If you intend to relocate to a foreign country and you hope to bring your personal vehicle along with you, there are many things to consider before you decide the best course of action. Every country has a different set of rules and regulations that apply to the vehicle you are planning to import, but there are also a great number of taxes, fees, and tariffs associated with this lengthy process. Despite the wide variance in requirements and cost, there are general guidelines that are fairly constant across all the different countries, especially those popular to American expats.
- Passport & Driver's License
- Purchase Invoice or Bill of Sale
- Title, Registration, and other pertinent vehicle documents
- Proof of Residence
- Certification from the Consulate showing that the vehicle's owner has been living in the country of origin for at least a year (mandatory)
- Pre-Shipment Inspection Certificate
- Bill of Lading- 2 sets (cannot be combined with other items being imported)
- Power of Attorney (if necessary, for instance, if there is a Destination Agent clearing shipment)
Steps of Procedure
- The first step after deciding to ship your vehicle to your destination country is to contact the American Consulate for your destination country in order to let them know your intent and find out the details of the process. Each country will have its own strict rules on what vehicles are allowed. Argentina, for example, is an extremely popular country for American expats, but you must be able to prove that the vehicle has belonged to the owner for a minimum of 3 months before the arrival of the client and vehicle in Argentina. There is also a limit of one vehicle per adult, with a maximum of 2 per family member allowed. The good news with Argentina is if the value of the vehicle is less than $15,000 USD, the vehicle will be exempt from taxes and import duties, but if it is above $15,000 USD, you can expect to pay 80-100% of the vehicle's value in taxes and import fees.
- The next step is to research and select an auto transport company.

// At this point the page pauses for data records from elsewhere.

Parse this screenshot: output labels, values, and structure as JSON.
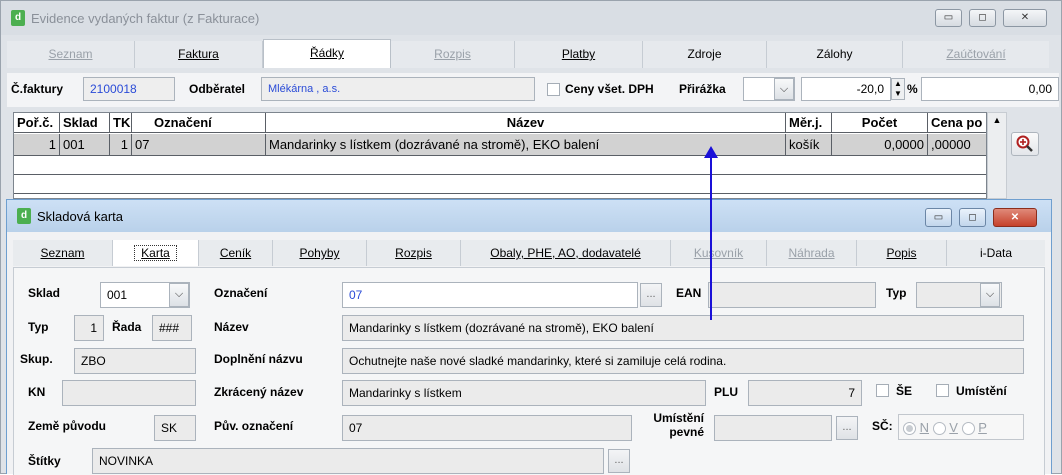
{
  "window_main": {
    "title": "Evidence vydaných faktur (z Fakturace)",
    "tabs": [
      {
        "label": "Seznam",
        "state": "disabled"
      },
      {
        "label": "Faktura",
        "state": "normal"
      },
      {
        "label": "Řádky",
        "state": "active"
      },
      {
        "label": "Rozpis",
        "state": "disabled"
      },
      {
        "label": "Platby",
        "state": "normal"
      },
      {
        "label": "Zdroje",
        "state": "normal"
      },
      {
        "label": "Zálohy",
        "state": "normal"
      },
      {
        "label": "Zaúčtování",
        "state": "disabled"
      }
    ],
    "header": {
      "invoice_label": "Č.faktury",
      "invoice_value": "2100018",
      "customer_label": "Odběratel",
      "customer_value": "Mlékárna , a.s.",
      "prices_vat_label": "Ceny všet. DPH",
      "surcharge_label": "Přirážka",
      "surcharge_percent": "-20,0",
      "percent_sign": "%",
      "amount_value": "0,00"
    },
    "grid": {
      "columns": [
        "Poř.č.",
        "Sklad",
        "TK",
        "Označení",
        "Název",
        "Měr.j.",
        "Počet",
        "Cena po"
      ],
      "rows": [
        {
          "por": "1",
          "sklad": "001",
          "tk": "1",
          "oznaceni": "07",
          "nazev": "Mandarinky s lístkem (dozrávané na stromě), EKO balení",
          "merj": "košík",
          "pocet": "0,0000",
          "cena": ",00000"
        }
      ]
    }
  },
  "window_card": {
    "title": "Skladová karta",
    "tabs": [
      {
        "label": "Seznam",
        "state": "normal"
      },
      {
        "label": "Karta",
        "state": "active"
      },
      {
        "label": "Ceník",
        "state": "normal"
      },
      {
        "label": "Pohyby",
        "state": "normal"
      },
      {
        "label": "Rozpis",
        "state": "normal"
      },
      {
        "label": "Obaly, PHE, AO, dodavatelé",
        "state": "normal"
      },
      {
        "label": "Kusovník",
        "state": "disabled"
      },
      {
        "label": "Náhrada",
        "state": "disabled"
      },
      {
        "label": "Popis",
        "state": "normal"
      },
      {
        "label": "i-Data",
        "state": "normal"
      }
    ],
    "form": {
      "sklad_label": "Sklad",
      "sklad_value": "001",
      "oznaceni_label": "Označení",
      "oznaceni_value": "07",
      "ean_label": "EAN",
      "ean_value": "",
      "typ_right_label": "Typ",
      "typ_right_value": "",
      "typ_label": "Typ",
      "typ_value": "1",
      "rada_label": "Řada",
      "rada_value": "###",
      "nazev_label": "Název",
      "nazev_value": "Mandarinky s lístkem (dozrávané na stromě), EKO balení",
      "skup_label": "Skup.",
      "skup_value": "ZBO",
      "doplneni_label": "Doplnění názvu",
      "doplneni_value": "Ochutnejte naše nové sladké mandarinky, které si zamiluje celá rodina.",
      "kn_label": "KN",
      "kn_value": "",
      "zkraceny_label": "Zkrácený název",
      "zkraceny_value": "Mandarinky s lístkem",
      "plu_label": "PLU",
      "plu_value": "7",
      "se_label": "ŠE",
      "umisteni_label": "Umístění",
      "zeme_label": "Země původu",
      "zeme_value": "SK",
      "puv_label": "Pův. označení",
      "puv_value": "07",
      "umisteni_pevne_label_1": "Umístění",
      "umisteni_pevne_label_2": "pevné",
      "umisteni_pevne_value": "",
      "sc_label": "SČ:",
      "sc_options": [
        "N",
        "V",
        "P"
      ],
      "stitky_label": "Štítky",
      "stitky_value": "NOVINKA"
    }
  },
  "colors": {
    "annotation_arrow": "#1a10d8",
    "field_text_blue": "#2a4bd7",
    "selected_row": "#d2d2d2",
    "close_button": "#c6412b"
  }
}
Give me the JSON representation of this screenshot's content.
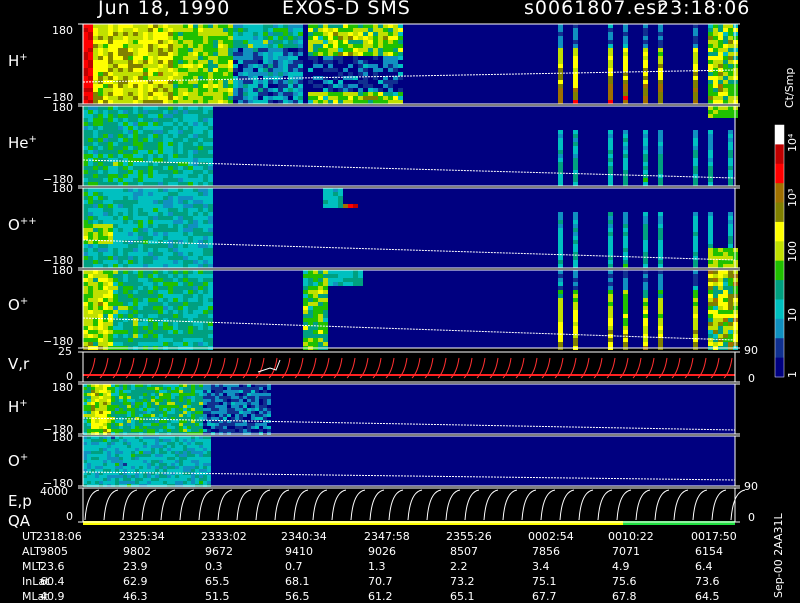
{
  "header": {
    "date": "Jun 18, 1990",
    "instrument": "EXOS-D SMS",
    "file": "s0061807.esr",
    "time": "23:18:06"
  },
  "panels": [
    {
      "label": "H",
      "sup": "+",
      "top": "180",
      "bottom": "−180"
    },
    {
      "label": "He",
      "sup": "+",
      "top": "180",
      "bottom": "−180"
    },
    {
      "label": "O",
      "sup": "++",
      "top": "180",
      "bottom": "−180"
    },
    {
      "label": "O",
      "sup": "+",
      "top": "180",
      "bottom": "−180"
    },
    {
      "label": "V,r",
      "sup": "",
      "top": "25",
      "bottom": "0",
      "rtop": "90",
      "rbottom": "0"
    },
    {
      "label": "H",
      "sup": "+",
      "top": "180",
      "bottom": "−180"
    },
    {
      "label": "O",
      "sup": "+",
      "top": "180",
      "bottom": "−180"
    },
    {
      "label": "E,p",
      "sup": "",
      "label2": "QA",
      "top": "4000",
      "bottom": "0",
      "rtop": "90",
      "rbottom": "0"
    }
  ],
  "colorbar": {
    "unit": "Ct/Smp",
    "ticks": [
      "10⁴",
      "10³",
      "100",
      "10",
      "1"
    ],
    "colors": [
      "#ffffff",
      "#c00000",
      "#ff0000",
      "#a07000",
      "#808000",
      "#ffff00",
      "#c0e000",
      "#20c000",
      "#00a080",
      "#00c0c0",
      "#1090c0",
      "#103090",
      "#000080"
    ]
  },
  "table": {
    "rows": [
      {
        "label": "UT",
        "values": [
          "2318:06",
          "2325:34",
          "2333:02",
          "2340:34",
          "2347:58",
          "2355:26",
          "0002:54",
          "0010:22",
          "0017:50"
        ]
      },
      {
        "label": "ALT",
        "values": [
          "9805",
          "9802",
          "9672",
          "9410",
          "9026",
          "8507",
          "7856",
          "7071",
          "6154"
        ]
      },
      {
        "label": "MLT",
        "values": [
          "23.6",
          "23.9",
          "0.3",
          "0.7",
          "1.3",
          "2.2",
          "3.4",
          "4.9",
          "6.4"
        ]
      },
      {
        "label": "InLat",
        "values": [
          "60.4",
          "62.9",
          "65.5",
          "68.1",
          "70.7",
          "73.2",
          "75.1",
          "75.6",
          "73.6"
        ]
      },
      {
        "label": "MLat",
        "values": [
          "40.9",
          "46.3",
          "51.5",
          "56.5",
          "61.2",
          "65.1",
          "67.7",
          "67.8",
          "64.5"
        ]
      }
    ]
  },
  "footer": {
    "note": "Sep-00  2AA31L"
  }
}
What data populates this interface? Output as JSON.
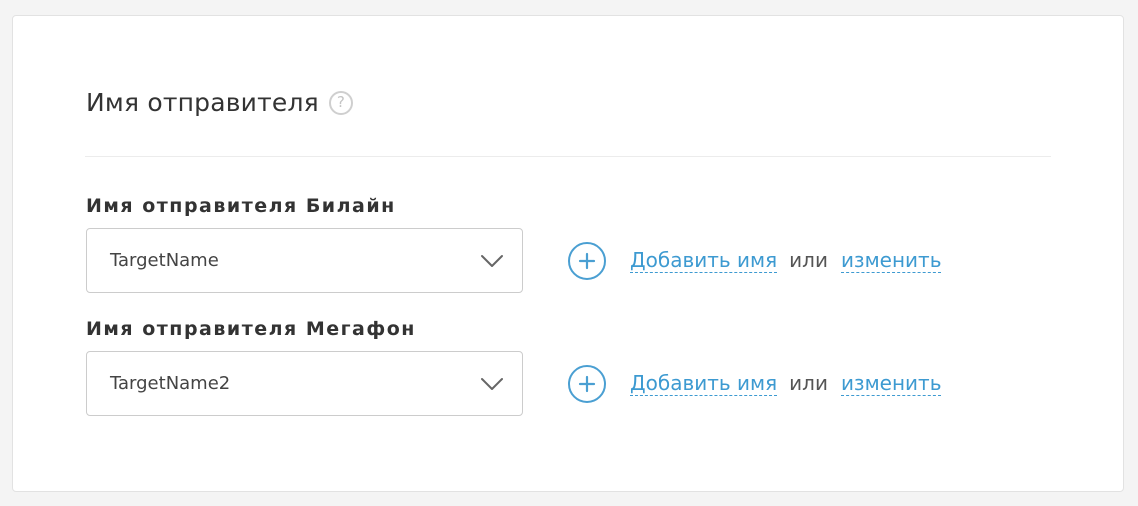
{
  "section": {
    "title": "Имя отправителя",
    "help_icon": "?"
  },
  "fields": [
    {
      "label": "Имя отправителя Билайн",
      "selected_value": "TargetName",
      "add_link": "Добавить имя",
      "or_text": "или",
      "edit_link": "изменить"
    },
    {
      "label": "Имя отправителя Мегафон",
      "selected_value": "TargetName2",
      "add_link": "Добавить имя",
      "or_text": "или",
      "edit_link": "изменить"
    }
  ],
  "colors": {
    "accent": "#3d9ad1",
    "text": "#333333",
    "border": "#cccccc",
    "background": "#f4f4f4"
  }
}
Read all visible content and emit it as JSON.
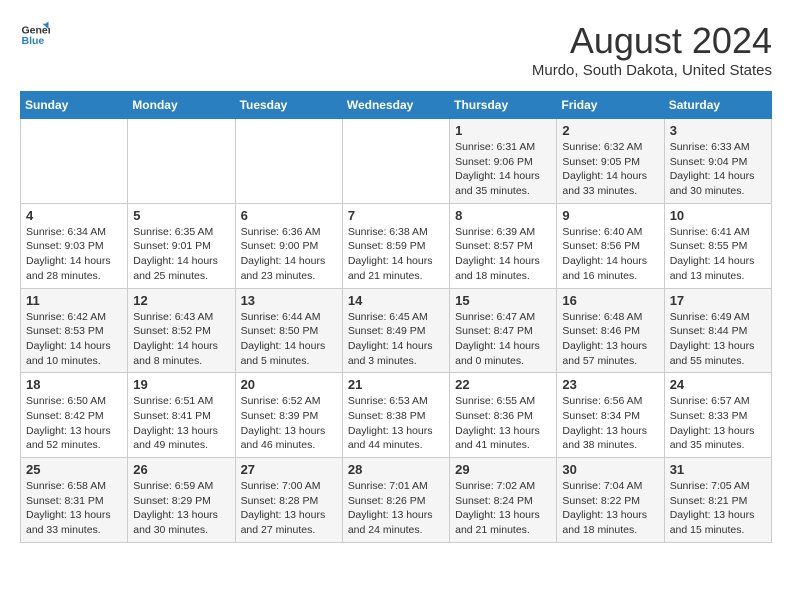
{
  "header": {
    "logo_line1": "General",
    "logo_line2": "Blue",
    "month": "August 2024",
    "location": "Murdo, South Dakota, United States"
  },
  "days_of_week": [
    "Sunday",
    "Monday",
    "Tuesday",
    "Wednesday",
    "Thursday",
    "Friday",
    "Saturday"
  ],
  "weeks": [
    [
      {
        "day": "",
        "info": ""
      },
      {
        "day": "",
        "info": ""
      },
      {
        "day": "",
        "info": ""
      },
      {
        "day": "",
        "info": ""
      },
      {
        "day": "1",
        "info": "Sunrise: 6:31 AM\nSunset: 9:06 PM\nDaylight: 14 hours\nand 35 minutes."
      },
      {
        "day": "2",
        "info": "Sunrise: 6:32 AM\nSunset: 9:05 PM\nDaylight: 14 hours\nand 33 minutes."
      },
      {
        "day": "3",
        "info": "Sunrise: 6:33 AM\nSunset: 9:04 PM\nDaylight: 14 hours\nand 30 minutes."
      }
    ],
    [
      {
        "day": "4",
        "info": "Sunrise: 6:34 AM\nSunset: 9:03 PM\nDaylight: 14 hours\nand 28 minutes."
      },
      {
        "day": "5",
        "info": "Sunrise: 6:35 AM\nSunset: 9:01 PM\nDaylight: 14 hours\nand 25 minutes."
      },
      {
        "day": "6",
        "info": "Sunrise: 6:36 AM\nSunset: 9:00 PM\nDaylight: 14 hours\nand 23 minutes."
      },
      {
        "day": "7",
        "info": "Sunrise: 6:38 AM\nSunset: 8:59 PM\nDaylight: 14 hours\nand 21 minutes."
      },
      {
        "day": "8",
        "info": "Sunrise: 6:39 AM\nSunset: 8:57 PM\nDaylight: 14 hours\nand 18 minutes."
      },
      {
        "day": "9",
        "info": "Sunrise: 6:40 AM\nSunset: 8:56 PM\nDaylight: 14 hours\nand 16 minutes."
      },
      {
        "day": "10",
        "info": "Sunrise: 6:41 AM\nSunset: 8:55 PM\nDaylight: 14 hours\nand 13 minutes."
      }
    ],
    [
      {
        "day": "11",
        "info": "Sunrise: 6:42 AM\nSunset: 8:53 PM\nDaylight: 14 hours\nand 10 minutes."
      },
      {
        "day": "12",
        "info": "Sunrise: 6:43 AM\nSunset: 8:52 PM\nDaylight: 14 hours\nand 8 minutes."
      },
      {
        "day": "13",
        "info": "Sunrise: 6:44 AM\nSunset: 8:50 PM\nDaylight: 14 hours\nand 5 minutes."
      },
      {
        "day": "14",
        "info": "Sunrise: 6:45 AM\nSunset: 8:49 PM\nDaylight: 14 hours\nand 3 minutes."
      },
      {
        "day": "15",
        "info": "Sunrise: 6:47 AM\nSunset: 8:47 PM\nDaylight: 14 hours\nand 0 minutes."
      },
      {
        "day": "16",
        "info": "Sunrise: 6:48 AM\nSunset: 8:46 PM\nDaylight: 13 hours\nand 57 minutes."
      },
      {
        "day": "17",
        "info": "Sunrise: 6:49 AM\nSunset: 8:44 PM\nDaylight: 13 hours\nand 55 minutes."
      }
    ],
    [
      {
        "day": "18",
        "info": "Sunrise: 6:50 AM\nSunset: 8:42 PM\nDaylight: 13 hours\nand 52 minutes."
      },
      {
        "day": "19",
        "info": "Sunrise: 6:51 AM\nSunset: 8:41 PM\nDaylight: 13 hours\nand 49 minutes."
      },
      {
        "day": "20",
        "info": "Sunrise: 6:52 AM\nSunset: 8:39 PM\nDaylight: 13 hours\nand 46 minutes."
      },
      {
        "day": "21",
        "info": "Sunrise: 6:53 AM\nSunset: 8:38 PM\nDaylight: 13 hours\nand 44 minutes."
      },
      {
        "day": "22",
        "info": "Sunrise: 6:55 AM\nSunset: 8:36 PM\nDaylight: 13 hours\nand 41 minutes."
      },
      {
        "day": "23",
        "info": "Sunrise: 6:56 AM\nSunset: 8:34 PM\nDaylight: 13 hours\nand 38 minutes."
      },
      {
        "day": "24",
        "info": "Sunrise: 6:57 AM\nSunset: 8:33 PM\nDaylight: 13 hours\nand 35 minutes."
      }
    ],
    [
      {
        "day": "25",
        "info": "Sunrise: 6:58 AM\nSunset: 8:31 PM\nDaylight: 13 hours\nand 33 minutes."
      },
      {
        "day": "26",
        "info": "Sunrise: 6:59 AM\nSunset: 8:29 PM\nDaylight: 13 hours\nand 30 minutes."
      },
      {
        "day": "27",
        "info": "Sunrise: 7:00 AM\nSunset: 8:28 PM\nDaylight: 13 hours\nand 27 minutes."
      },
      {
        "day": "28",
        "info": "Sunrise: 7:01 AM\nSunset: 8:26 PM\nDaylight: 13 hours\nand 24 minutes."
      },
      {
        "day": "29",
        "info": "Sunrise: 7:02 AM\nSunset: 8:24 PM\nDaylight: 13 hours\nand 21 minutes."
      },
      {
        "day": "30",
        "info": "Sunrise: 7:04 AM\nSunset: 8:22 PM\nDaylight: 13 hours\nand 18 minutes."
      },
      {
        "day": "31",
        "info": "Sunrise: 7:05 AM\nSunset: 8:21 PM\nDaylight: 13 hours\nand 15 minutes."
      }
    ]
  ]
}
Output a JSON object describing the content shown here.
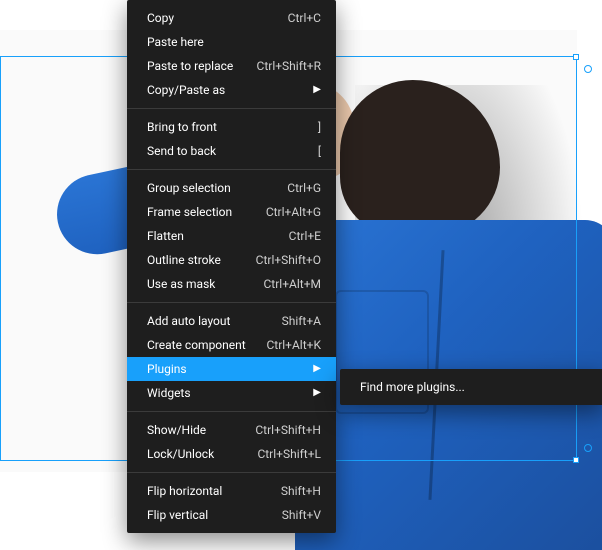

Although boundless options abide, make sure to take your time to find the most reputable one possible, with the best track record. If you can get a referral from a trusted friend or family member, that would be ideal, but there are plenty of other resources you can use to ensure the company you select is trustworthy and reliable. The Better Business Bureau is a great place to begin determining reputation and standing, but make sure to cross-reference the company you consider with other online review websites for a more complete picture.
- Finally, you will need to prepare your vehicle for shipment, which means you will want to remove all valuables, make sure there is less than a quarter tank of gas remaining, and take off any after-market items or add-ons, such as antenna that could be damaged during shipment.
Above all, whether you have a deep sentimental attachment to your vehicle or there is another reason altogether, you need to weight out the costs and benefits of transporting your vehicle. Because of the great costs associated with foreign importation, it is definitely imperative you determine that the investment is something that will pay off in the long run.
Jason Mueller is a Canadian expat currently living in Costa Rica, working for A-1 Auto Transport International.